**Work item**
Look at each line below and count those with the word "event"; the answer is that number only.

**Dataset rows describing interfaces**
* * *
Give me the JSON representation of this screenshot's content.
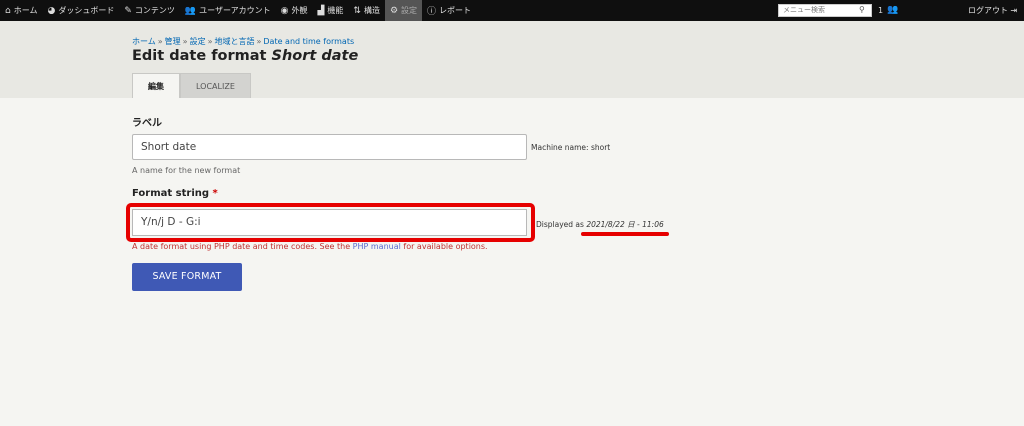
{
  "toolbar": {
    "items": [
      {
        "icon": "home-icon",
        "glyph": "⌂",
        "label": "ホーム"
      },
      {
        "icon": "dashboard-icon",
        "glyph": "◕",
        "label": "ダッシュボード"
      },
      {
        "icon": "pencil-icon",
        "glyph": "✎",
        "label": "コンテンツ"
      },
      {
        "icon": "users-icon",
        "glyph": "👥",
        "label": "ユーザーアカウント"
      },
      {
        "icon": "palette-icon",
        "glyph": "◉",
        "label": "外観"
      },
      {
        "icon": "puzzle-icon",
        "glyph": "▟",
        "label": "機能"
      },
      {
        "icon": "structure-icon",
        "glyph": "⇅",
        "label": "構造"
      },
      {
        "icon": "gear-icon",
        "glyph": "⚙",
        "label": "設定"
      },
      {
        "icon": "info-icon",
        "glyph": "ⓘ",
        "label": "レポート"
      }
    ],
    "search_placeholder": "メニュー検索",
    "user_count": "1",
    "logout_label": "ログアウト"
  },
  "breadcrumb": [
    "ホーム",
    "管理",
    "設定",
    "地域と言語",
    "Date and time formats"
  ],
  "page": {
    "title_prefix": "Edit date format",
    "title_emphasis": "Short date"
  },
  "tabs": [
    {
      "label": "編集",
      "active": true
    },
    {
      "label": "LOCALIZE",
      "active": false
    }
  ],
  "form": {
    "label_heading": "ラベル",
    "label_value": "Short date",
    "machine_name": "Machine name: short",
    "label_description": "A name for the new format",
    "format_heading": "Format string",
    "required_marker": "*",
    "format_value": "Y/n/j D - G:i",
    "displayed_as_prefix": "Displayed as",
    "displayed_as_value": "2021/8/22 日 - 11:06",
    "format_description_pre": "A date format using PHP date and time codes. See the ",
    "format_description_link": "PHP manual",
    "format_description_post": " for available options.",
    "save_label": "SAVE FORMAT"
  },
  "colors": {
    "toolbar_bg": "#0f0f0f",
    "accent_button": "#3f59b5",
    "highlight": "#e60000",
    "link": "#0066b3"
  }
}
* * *
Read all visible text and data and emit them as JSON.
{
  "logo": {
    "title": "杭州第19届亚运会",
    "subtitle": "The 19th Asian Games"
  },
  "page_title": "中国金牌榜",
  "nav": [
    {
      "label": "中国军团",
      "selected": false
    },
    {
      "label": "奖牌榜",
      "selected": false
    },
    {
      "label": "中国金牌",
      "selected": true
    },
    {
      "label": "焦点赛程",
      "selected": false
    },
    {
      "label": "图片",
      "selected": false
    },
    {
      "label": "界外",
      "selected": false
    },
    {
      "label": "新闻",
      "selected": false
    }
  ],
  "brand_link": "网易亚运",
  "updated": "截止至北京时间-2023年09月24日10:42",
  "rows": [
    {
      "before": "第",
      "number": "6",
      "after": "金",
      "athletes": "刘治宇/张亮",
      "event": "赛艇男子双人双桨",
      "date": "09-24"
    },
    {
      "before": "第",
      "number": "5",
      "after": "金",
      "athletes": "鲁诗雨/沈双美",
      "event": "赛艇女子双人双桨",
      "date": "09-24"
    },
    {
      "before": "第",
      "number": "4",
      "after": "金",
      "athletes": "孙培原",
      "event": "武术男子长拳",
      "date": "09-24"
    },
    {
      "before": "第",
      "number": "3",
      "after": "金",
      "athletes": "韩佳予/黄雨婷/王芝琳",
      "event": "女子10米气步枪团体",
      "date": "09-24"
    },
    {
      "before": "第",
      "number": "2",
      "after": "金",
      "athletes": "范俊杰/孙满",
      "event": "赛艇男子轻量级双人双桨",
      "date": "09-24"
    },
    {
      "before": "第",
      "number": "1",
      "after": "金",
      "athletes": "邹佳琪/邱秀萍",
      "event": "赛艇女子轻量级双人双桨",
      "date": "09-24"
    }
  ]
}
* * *
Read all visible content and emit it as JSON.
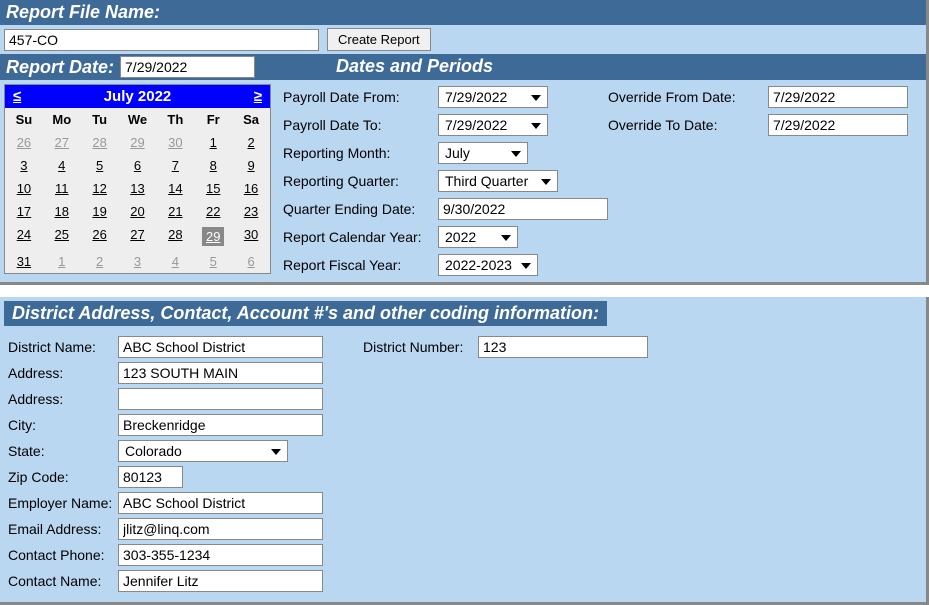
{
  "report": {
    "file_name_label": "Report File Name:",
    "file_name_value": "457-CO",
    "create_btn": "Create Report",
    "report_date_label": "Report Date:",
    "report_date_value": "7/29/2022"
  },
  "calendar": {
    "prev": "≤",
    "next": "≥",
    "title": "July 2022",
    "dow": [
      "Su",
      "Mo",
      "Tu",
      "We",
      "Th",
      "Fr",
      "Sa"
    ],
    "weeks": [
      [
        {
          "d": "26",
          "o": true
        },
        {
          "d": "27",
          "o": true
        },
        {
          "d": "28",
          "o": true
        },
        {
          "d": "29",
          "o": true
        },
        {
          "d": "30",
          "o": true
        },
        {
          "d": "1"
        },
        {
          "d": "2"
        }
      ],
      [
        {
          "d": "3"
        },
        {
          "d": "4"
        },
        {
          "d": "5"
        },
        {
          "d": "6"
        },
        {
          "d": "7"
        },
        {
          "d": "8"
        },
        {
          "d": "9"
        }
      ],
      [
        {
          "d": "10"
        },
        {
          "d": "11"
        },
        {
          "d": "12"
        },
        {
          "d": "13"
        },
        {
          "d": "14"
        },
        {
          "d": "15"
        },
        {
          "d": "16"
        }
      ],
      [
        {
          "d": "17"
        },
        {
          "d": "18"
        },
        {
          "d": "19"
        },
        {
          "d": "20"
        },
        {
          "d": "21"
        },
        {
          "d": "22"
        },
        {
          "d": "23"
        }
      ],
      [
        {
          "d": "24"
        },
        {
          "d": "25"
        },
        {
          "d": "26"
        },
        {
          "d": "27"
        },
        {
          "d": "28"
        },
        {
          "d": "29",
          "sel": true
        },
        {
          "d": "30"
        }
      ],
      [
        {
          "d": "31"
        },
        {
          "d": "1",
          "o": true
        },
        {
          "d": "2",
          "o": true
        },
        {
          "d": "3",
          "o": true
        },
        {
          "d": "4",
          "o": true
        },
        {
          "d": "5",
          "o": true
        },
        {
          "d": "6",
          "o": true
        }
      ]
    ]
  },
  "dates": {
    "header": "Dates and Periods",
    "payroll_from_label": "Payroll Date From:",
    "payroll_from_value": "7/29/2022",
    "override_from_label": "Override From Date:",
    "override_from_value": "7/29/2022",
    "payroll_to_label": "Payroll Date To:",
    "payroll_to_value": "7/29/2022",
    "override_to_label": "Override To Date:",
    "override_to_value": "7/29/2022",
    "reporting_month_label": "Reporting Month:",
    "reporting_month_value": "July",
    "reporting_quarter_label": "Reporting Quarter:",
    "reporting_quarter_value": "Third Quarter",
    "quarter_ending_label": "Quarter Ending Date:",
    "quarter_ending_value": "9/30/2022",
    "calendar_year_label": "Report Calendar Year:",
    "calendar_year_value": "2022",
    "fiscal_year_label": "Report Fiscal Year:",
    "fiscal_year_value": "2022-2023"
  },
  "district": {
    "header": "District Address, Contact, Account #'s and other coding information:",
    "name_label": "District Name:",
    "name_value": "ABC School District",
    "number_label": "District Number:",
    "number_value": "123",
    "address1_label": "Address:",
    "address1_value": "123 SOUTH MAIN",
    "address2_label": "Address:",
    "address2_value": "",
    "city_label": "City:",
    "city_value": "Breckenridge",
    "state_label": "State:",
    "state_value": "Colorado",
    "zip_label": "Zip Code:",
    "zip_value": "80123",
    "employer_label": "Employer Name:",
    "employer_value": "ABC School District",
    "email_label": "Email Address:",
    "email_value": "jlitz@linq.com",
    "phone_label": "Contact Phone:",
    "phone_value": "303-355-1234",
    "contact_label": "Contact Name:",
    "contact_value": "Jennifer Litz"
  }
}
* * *
**Your solution**
6